VR: Hamburg has a large population of 1.8 million people, with an excellent quality of life. We have the coast, the river Elbe, plenty of green space and facilities, and a trendy reputation. Hamburg is one of the biggest cities in the European Union and it’s only an hour and forty minutes by train to the capital, Berlin. It’s easier to find staff here than in other places because of the lifestyle. In fact, in a 2018 survey by Monocle magazine, Hamburg was rated higher than Sydney and Barcelona as one of the top ten most liveable cities in the world.
Our workforce is highly educated and our technical know how is well established. Hamburg has a large student population of 100,000 and we have a total of 22 higher education institutions. We have two engineering-focused universities: the public Technical University of Hamburg and the private Northern Institute of Technology. There are 20 key research institutions here, including DESY, one of the world’s leading particle accelerator centres, three Max Planck institutes as well as life sciences, computing and marine research centres.

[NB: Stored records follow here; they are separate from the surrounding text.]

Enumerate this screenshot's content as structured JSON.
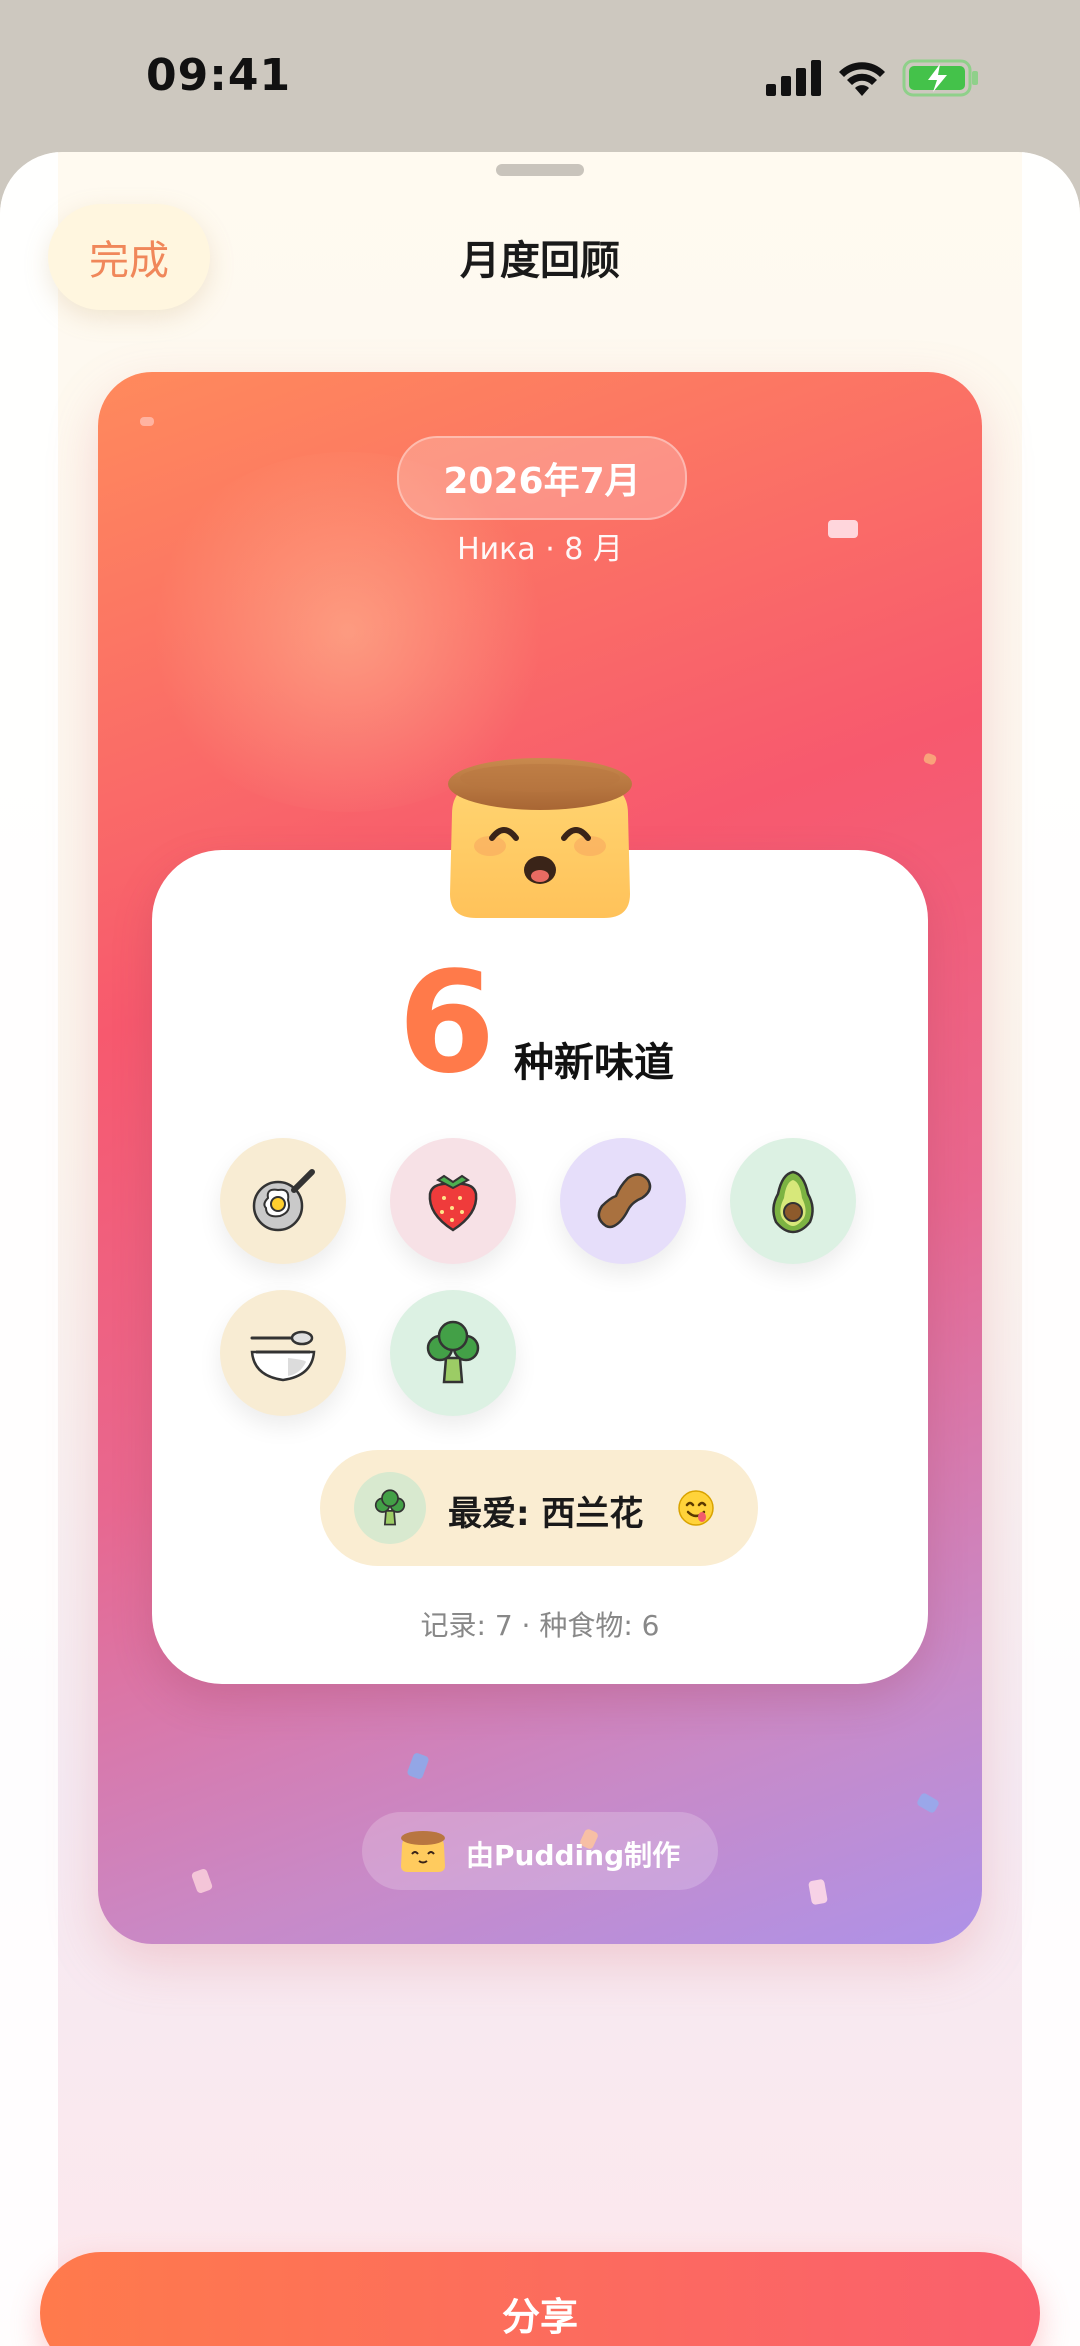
{
  "status_bar": {
    "time": "09:41"
  },
  "header": {
    "done_label": "完成",
    "title": "月度回顾"
  },
  "poster": {
    "date": "2026年7月",
    "subtitle": "Ника · 8 月",
    "new_tastes_count": "6",
    "new_tastes_label": "种新味道",
    "foods": [
      {
        "name": "fried-egg-icon",
        "bg": "#f8ecd3"
      },
      {
        "name": "strawberry-icon",
        "bg": "#f7e1e6"
      },
      {
        "name": "peanut-icon",
        "bg": "#e6defa"
      },
      {
        "name": "avocado-icon",
        "bg": "#dcf1e3"
      },
      {
        "name": "bowl-spoon-icon",
        "bg": "#f8ecd3"
      },
      {
        "name": "broccoli-icon",
        "bg": "#dcf1e3"
      }
    ],
    "favorite": "最爱: 西兰花",
    "stats": "记录: 7 · 种食物: 6",
    "made_by": "由Pudding制作"
  },
  "share_label": "分享",
  "colors": {
    "accent": "#ff7a4a",
    "gradient_start": "#ff7a4c",
    "gradient_end": "#fa5f6d"
  }
}
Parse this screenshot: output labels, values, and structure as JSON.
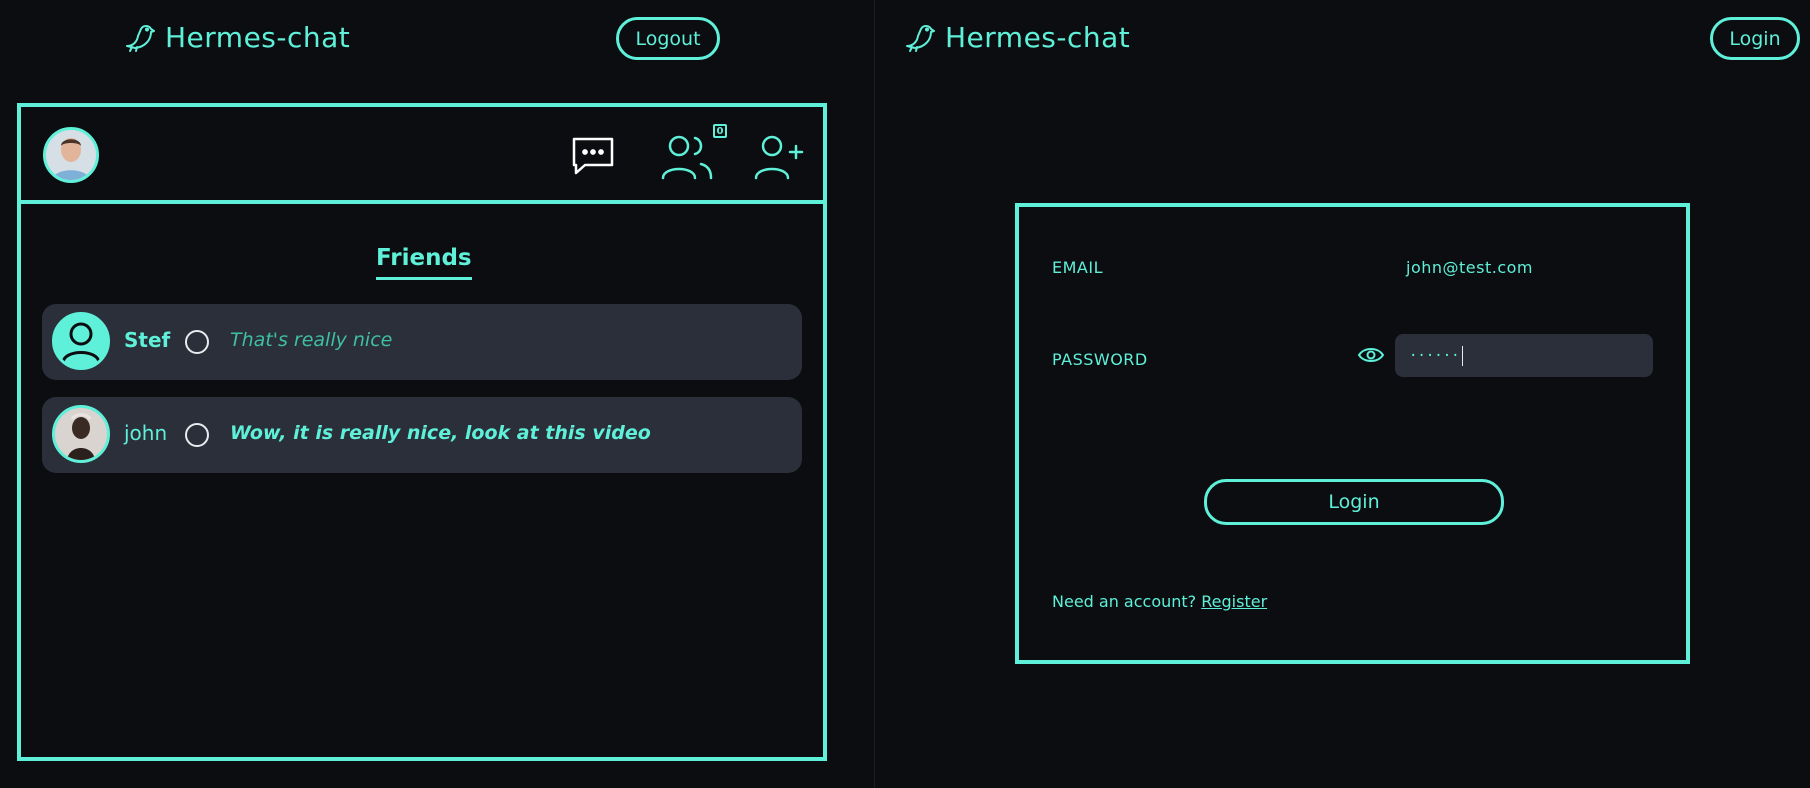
{
  "left_app": {
    "brand": "Hermes-chat",
    "logout_label": "Logout",
    "friend_requests_badge": "0",
    "friends_tab_label": "Friends",
    "friends": [
      {
        "name": "Stef",
        "last_message": "That's really nice",
        "message_color": "#3fbfa3",
        "avatar": "person-placeholder-icon"
      },
      {
        "name": "john",
        "last_message": "Wow, it is really nice, look at this video",
        "message_color": "#5ff0d9",
        "avatar": "photo"
      }
    ]
  },
  "right_app": {
    "brand": "Hermes-chat",
    "login_nav_label": "Login",
    "email_label": "EMAIL",
    "email_value": "john@test.com",
    "password_label": "PASSWORD",
    "password_value": "······",
    "login_button_label": "Login",
    "need_account_text": "Need an account?",
    "register_link": "Register"
  },
  "colors": {
    "accent": "#5ff0d9",
    "background": "#0b0d10",
    "card": "#2a2f3a"
  }
}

We know there is a shortage of software developers worldwide, however Hamburg is home to about 9,000 IT businesses so there is a big talent pool here. Hamburg is keen to attract knowledge- and technology-based startups. Leading digital companies already have their German HQs here, including Adobe, Dropbox, Facebook, Google, Hootsuite, Smaato, Snap and Twitch.
MCJ: Are there any specific support/funding programmes to help startups in Hamburg?
VR: Hamburg’s start-up ecosystem has experienced a boom – with large sums being invested. According to the auditing company Ernst & Young, Hamburg’s startup scene was invigorated in 2018 with venture capital to the tune of EUR548 million. International investments are playing an increasingly important role here, accounting for a third of this figure. Thanks to an increasing number of co-working spaces, accelerator programmes, start-up hubs and investors, Hamburg’s attractiveness has increased greatly in recent years.
We have applied the media accelerator concept to other areas too, with the next commerce accelerator (nca) and the next logistics accelerator (nla). Startups with commerce-related business models as well as those with strong technical skills can leverage their business here and benefit from a high expertise in related fields such as big data, blockchain or e-commerce. Similar programmes are offered in the field of fintech, health and social entrepreneurship. Another of our recent programmes is the Digital Hub Logistics. Our logistics programmes are embedded in the state-of-the-art ecosystem of one of the world’s leading logistics locations. For instance, with its Bizlab, Airbus provides start-ups and intrapreneurs with an opportunity to gain insights into the requirements and modes of operation of large aviation companies.
In addition, the city-owned investment bank IFB Hamburg offers its own support programmes. IFB’s InnoFounder scheme targets mainly entrepreneurs and startups with innovative digital business models. There is a personal grant of up to EUR75,000 for early-phase Hamburg-based start-ups. And IFB has other programmes such as InnoRampUp, which targets innovative young start-ups in Hamburg and provides grants of up to EUR150,000.
Foreign Direct Investment and the Rise of the Unicorns
This report is produced by MCJ Lemagnen Associates Ltd and is independent of any government or economic development agency.
©MCJ Lemagnen Associates Ltd 2019